== GIVEN ENTRIES ==

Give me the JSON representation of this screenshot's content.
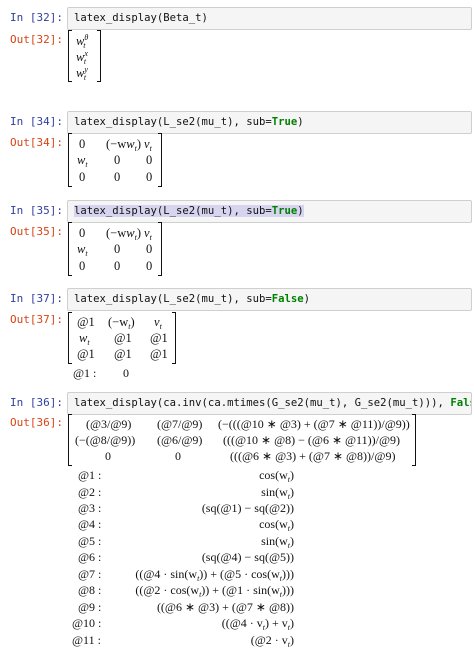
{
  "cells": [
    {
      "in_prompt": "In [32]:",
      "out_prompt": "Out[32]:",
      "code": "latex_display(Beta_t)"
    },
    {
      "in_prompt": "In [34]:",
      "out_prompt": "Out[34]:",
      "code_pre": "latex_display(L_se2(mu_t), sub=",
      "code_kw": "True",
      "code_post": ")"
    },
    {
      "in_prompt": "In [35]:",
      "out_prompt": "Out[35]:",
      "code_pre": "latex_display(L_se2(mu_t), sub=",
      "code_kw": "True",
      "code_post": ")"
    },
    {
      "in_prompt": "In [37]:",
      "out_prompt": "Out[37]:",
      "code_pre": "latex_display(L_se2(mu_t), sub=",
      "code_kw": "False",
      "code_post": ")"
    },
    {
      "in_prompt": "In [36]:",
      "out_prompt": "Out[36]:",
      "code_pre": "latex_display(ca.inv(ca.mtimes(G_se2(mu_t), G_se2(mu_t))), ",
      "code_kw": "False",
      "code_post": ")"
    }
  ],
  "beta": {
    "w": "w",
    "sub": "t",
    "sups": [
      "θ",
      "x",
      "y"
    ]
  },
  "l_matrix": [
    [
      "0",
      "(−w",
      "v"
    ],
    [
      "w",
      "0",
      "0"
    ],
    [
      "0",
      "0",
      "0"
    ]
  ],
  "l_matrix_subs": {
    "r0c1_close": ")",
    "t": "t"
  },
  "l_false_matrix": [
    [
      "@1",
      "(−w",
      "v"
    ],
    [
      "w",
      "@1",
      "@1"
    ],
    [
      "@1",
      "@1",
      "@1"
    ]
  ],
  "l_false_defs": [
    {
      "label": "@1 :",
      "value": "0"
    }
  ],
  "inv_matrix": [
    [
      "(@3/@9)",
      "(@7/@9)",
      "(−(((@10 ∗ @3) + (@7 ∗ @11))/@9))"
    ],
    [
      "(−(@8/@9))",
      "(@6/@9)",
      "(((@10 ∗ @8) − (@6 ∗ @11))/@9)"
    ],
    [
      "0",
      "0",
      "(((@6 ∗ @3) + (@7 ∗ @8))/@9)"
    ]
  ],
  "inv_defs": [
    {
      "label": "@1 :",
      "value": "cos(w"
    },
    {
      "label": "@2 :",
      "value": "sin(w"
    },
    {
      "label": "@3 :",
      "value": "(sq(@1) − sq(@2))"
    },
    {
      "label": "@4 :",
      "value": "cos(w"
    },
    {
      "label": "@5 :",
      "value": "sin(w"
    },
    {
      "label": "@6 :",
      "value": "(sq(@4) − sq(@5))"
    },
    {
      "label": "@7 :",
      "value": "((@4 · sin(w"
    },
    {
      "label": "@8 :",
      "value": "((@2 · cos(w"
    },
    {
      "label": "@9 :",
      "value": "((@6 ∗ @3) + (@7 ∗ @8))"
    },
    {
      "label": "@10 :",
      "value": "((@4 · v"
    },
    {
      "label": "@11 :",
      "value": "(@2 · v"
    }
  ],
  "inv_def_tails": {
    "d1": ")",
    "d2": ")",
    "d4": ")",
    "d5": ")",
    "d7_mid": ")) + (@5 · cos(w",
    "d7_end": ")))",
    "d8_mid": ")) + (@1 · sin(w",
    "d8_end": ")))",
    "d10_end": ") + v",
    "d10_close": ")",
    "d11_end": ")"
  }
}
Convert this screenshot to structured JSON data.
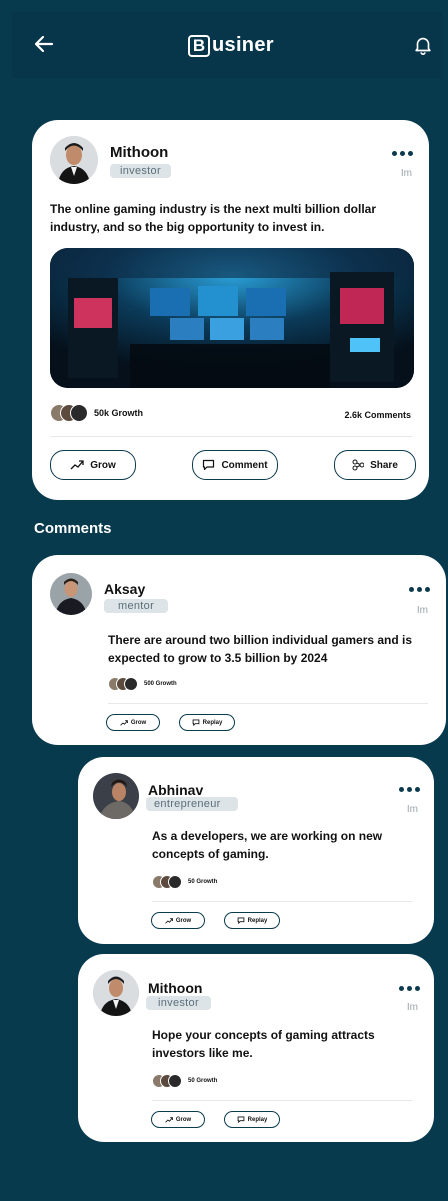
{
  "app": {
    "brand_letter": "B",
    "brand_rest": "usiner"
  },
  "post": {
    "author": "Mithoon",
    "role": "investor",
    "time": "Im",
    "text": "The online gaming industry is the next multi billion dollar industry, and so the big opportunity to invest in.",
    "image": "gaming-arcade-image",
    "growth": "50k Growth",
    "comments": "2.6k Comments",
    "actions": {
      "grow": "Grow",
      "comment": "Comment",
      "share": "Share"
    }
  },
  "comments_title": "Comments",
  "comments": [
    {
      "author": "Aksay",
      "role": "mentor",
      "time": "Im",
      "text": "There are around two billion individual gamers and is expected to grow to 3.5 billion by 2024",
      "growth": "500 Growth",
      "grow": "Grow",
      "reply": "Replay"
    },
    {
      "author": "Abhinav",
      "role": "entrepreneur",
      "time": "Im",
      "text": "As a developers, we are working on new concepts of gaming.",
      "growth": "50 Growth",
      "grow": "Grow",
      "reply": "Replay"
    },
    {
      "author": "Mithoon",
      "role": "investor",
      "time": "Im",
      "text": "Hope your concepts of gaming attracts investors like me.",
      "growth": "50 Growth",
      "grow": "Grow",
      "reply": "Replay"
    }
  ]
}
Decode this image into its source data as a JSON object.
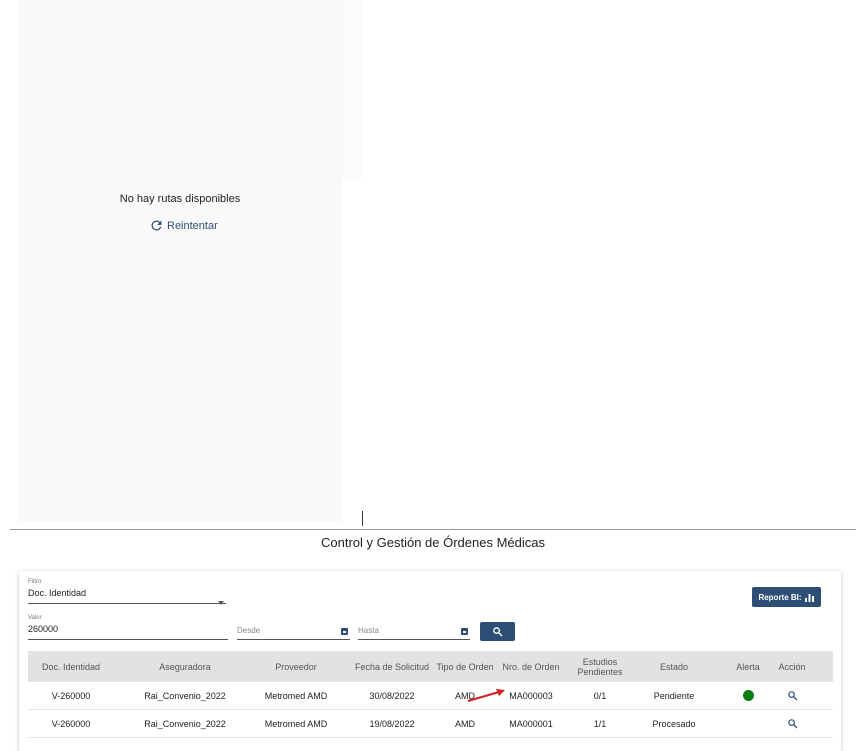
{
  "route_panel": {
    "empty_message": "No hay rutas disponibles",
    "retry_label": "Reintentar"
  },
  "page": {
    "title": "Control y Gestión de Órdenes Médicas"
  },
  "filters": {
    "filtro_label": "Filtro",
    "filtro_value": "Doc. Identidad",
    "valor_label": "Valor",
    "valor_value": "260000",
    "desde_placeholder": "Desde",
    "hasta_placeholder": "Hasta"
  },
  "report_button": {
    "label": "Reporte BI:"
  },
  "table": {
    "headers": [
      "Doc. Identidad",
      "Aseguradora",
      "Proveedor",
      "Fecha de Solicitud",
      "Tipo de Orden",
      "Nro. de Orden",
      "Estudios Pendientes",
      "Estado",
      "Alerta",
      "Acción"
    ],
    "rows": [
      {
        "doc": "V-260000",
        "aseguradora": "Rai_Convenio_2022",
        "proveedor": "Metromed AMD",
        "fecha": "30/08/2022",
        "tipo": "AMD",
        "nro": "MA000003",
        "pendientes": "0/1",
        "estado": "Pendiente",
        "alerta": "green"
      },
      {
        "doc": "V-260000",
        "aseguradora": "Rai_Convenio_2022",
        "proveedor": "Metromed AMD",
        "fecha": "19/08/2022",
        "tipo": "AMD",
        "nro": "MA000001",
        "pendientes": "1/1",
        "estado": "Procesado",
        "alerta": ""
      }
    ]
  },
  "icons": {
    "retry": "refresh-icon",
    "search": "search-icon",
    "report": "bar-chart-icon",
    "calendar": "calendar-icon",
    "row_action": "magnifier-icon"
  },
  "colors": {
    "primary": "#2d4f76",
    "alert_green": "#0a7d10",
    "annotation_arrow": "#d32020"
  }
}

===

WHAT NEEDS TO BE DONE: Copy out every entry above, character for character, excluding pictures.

FINISHED TASK:
Give me the JSON representation of this screenshot's content.
{
  "cells": [
    {
      "in_prompt": "In [32]:",
      "out_prompt": "Out[32]:",
      "code": "latex_display(Beta_t)"
    },
    {
      "in_prompt": "In [34]:",
      "out_prompt": "Out[34]:",
      "code_pre": "latex_display(L_se2(mu_t), sub=",
      "code_kw": "True",
      "code_post": ")"
    },
    {
      "in_prompt": "In [35]:",
      "out_prompt": "Out[35]:",
      "code_pre": "latex_display(L_se2(mu_t), sub=",
      "code_kw": "True",
      "code_post": ")"
    },
    {
      "in_prompt": "In [37]:",
      "out_prompt": "Out[37]:",
      "code_pre": "latex_display(L_se2(mu_t), sub=",
      "code_kw": "False",
      "code_post": ")"
    },
    {
      "in_prompt": "In [36]:",
      "out_prompt": "Out[36]:",
      "code_pre": "latex_display(ca.inv(ca.mtimes(G_se2(mu_t), G_se2(mu_t))), ",
      "code_kw": "False",
      "code_post": ")"
    }
  ],
  "beta": {
    "w": "w",
    "sub": "t",
    "sups": [
      "θ",
      "x",
      "y"
    ]
  },
  "l_matrix": [
    [
      "0",
      "(−w",
      "v"
    ],
    [
      "w",
      "0",
      "0"
    ],
    [
      "0",
      "0",
      "0"
    ]
  ],
  "l_matrix_subs": {
    "r0c1_close": ")",
    "t": "t"
  },
  "l_false_matrix": [
    [
      "@1",
      "(−w",
      "v"
    ],
    [
      "w",
      "@1",
      "@1"
    ],
    [
      "@1",
      "@1",
      "@1"
    ]
  ],
  "l_false_defs": [
    {
      "label": "@1 :",
      "value": "0"
    }
  ],
  "inv_matrix": [
    [
      "(@3/@9)",
      "(@7/@9)",
      "(−(((@10 ∗ @3) + (@7 ∗ @11))/@9))"
    ],
    [
      "(−(@8/@9))",
      "(@6/@9)",
      "(((@10 ∗ @8) − (@6 ∗ @11))/@9)"
    ],
    [
      "0",
      "0",
      "(((@6 ∗ @3) + (@7 ∗ @8))/@9)"
    ]
  ],
  "inv_defs": [
    {
      "label": "@1 :",
      "value": "cos(w"
    },
    {
      "label": "@2 :",
      "value": "sin(w"
    },
    {
      "label": "@3 :",
      "value": "(sq(@1) − sq(@2))"
    },
    {
      "label": "@4 :",
      "value": "cos(w"
    },
    {
      "label": "@5 :",
      "value": "sin(w"
    },
    {
      "label": "@6 :",
      "value": "(sq(@4) − sq(@5))"
    },
    {
      "label": "@7 :",
      "value": "((@4 · sin(w"
    },
    {
      "label": "@8 :",
      "value": "((@2 · cos(w"
    },
    {
      "label": "@9 :",
      "value": "((@6 ∗ @3) + (@7 ∗ @8))"
    },
    {
      "label": "@10 :",
      "value": "((@4 · v"
    },
    {
      "label": "@11 :",
      "value": "(@2 · v"
    }
  ],
  "inv_def_tails": {
    "d1": ")",
    "d2": ")",
    "d4": ")",
    "d5": ")",
    "d7_mid": ")) + (@5 · cos(w",
    "d7_end": ")))",
    "d8_mid": ")) + (@1 · sin(w",
    "d8_end": ")))",
    "d10_end": ") + v",
    "d10_close": ")",
    "d11_end": ")"
  }
}
Convert this screenshot to structured JSON data.
{
  "app": {
    "brand_letter": "B",
    "brand_rest": "usiner"
  },
  "post": {
    "author": "Mithoon",
    "role": "investor",
    "time": "Im",
    "text": "The online gaming industry is the next multi billion dollar industry, and so the big opportunity to invest in.",
    "image": "gaming-arcade-image",
    "growth": "50k Growth",
    "comments": "2.6k Comments",
    "actions": {
      "grow": "Grow",
      "comment": "Comment",
      "share": "Share"
    }
  },
  "comments_title": "Comments",
  "comments": [
    {
      "author": "Aksay",
      "role": "mentor",
      "time": "Im",
      "text": "There are around two billion individual gamers and is expected to grow to 3.5 billion by 2024",
      "growth": "500 Growth",
      "grow": "Grow",
      "reply": "Replay"
    },
    {
      "author": "Abhinav",
      "role": "entrepreneur",
      "time": "Im",
      "text": "As a developers, we are working on new concepts of gaming.",
      "growth": "50 Growth",
      "grow": "Grow",
      "reply": "Replay"
    },
    {
      "author": "Mithoon",
      "role": "investor",
      "time": "Im",
      "text": "Hope your concepts of gaming attracts investors like me.",
      "growth": "50 Growth",
      "grow": "Grow",
      "reply": "Replay"
    }
  ]
}
Decode this image into its source data as a JSON object.
{
  "route_panel": {
    "empty_message": "No hay rutas disponibles",
    "retry_label": "Reintentar"
  },
  "page": {
    "title": "Control y Gestión de Órdenes Médicas"
  },
  "filters": {
    "filtro_label": "Filtro",
    "filtro_value": "Doc. Identidad",
    "valor_label": "Valor",
    "valor_value": "260000",
    "desde_placeholder": "Desde",
    "hasta_placeholder": "Hasta"
  },
  "report_button": {
    "label": "Reporte BI:"
  },
  "table": {
    "headers": [
      "Doc. Identidad",
      "Aseguradora",
      "Proveedor",
      "Fecha de Solicitud",
      "Tipo de Orden",
      "Nro. de Orden",
      "Estudios Pendientes",
      "Estado",
      "Alerta",
      "Acción"
    ],
    "rows": [
      {
        "doc": "V-260000",
        "aseguradora": "Rai_Convenio_2022",
        "proveedor": "Metromed AMD",
        "fecha": "30/08/2022",
        "tipo": "AMD",
        "nro": "MA000003",
        "pendientes": "0/1",
        "estado": "Pendiente",
        "alerta": "green"
      },
      {
        "doc": "V-260000",
        "aseguradora": "Rai_Convenio_2022",
        "proveedor": "Metromed AMD",
        "fecha": "19/08/2022",
        "tipo": "AMD",
        "nro": "MA000001",
        "pendientes": "1/1",
        "estado": "Procesado",
        "alerta": ""
      }
    ]
  },
  "icons": {
    "retry": "refresh-icon",
    "search": "search-icon",
    "report": "bar-chart-icon",
    "calendar": "calendar-icon",
    "row_action": "magnifier-icon"
  },
  "colors": {
    "primary": "#2d4f76",
    "alert_green": "#0a7d10",
    "annotation_arrow": "#d32020"
  }
}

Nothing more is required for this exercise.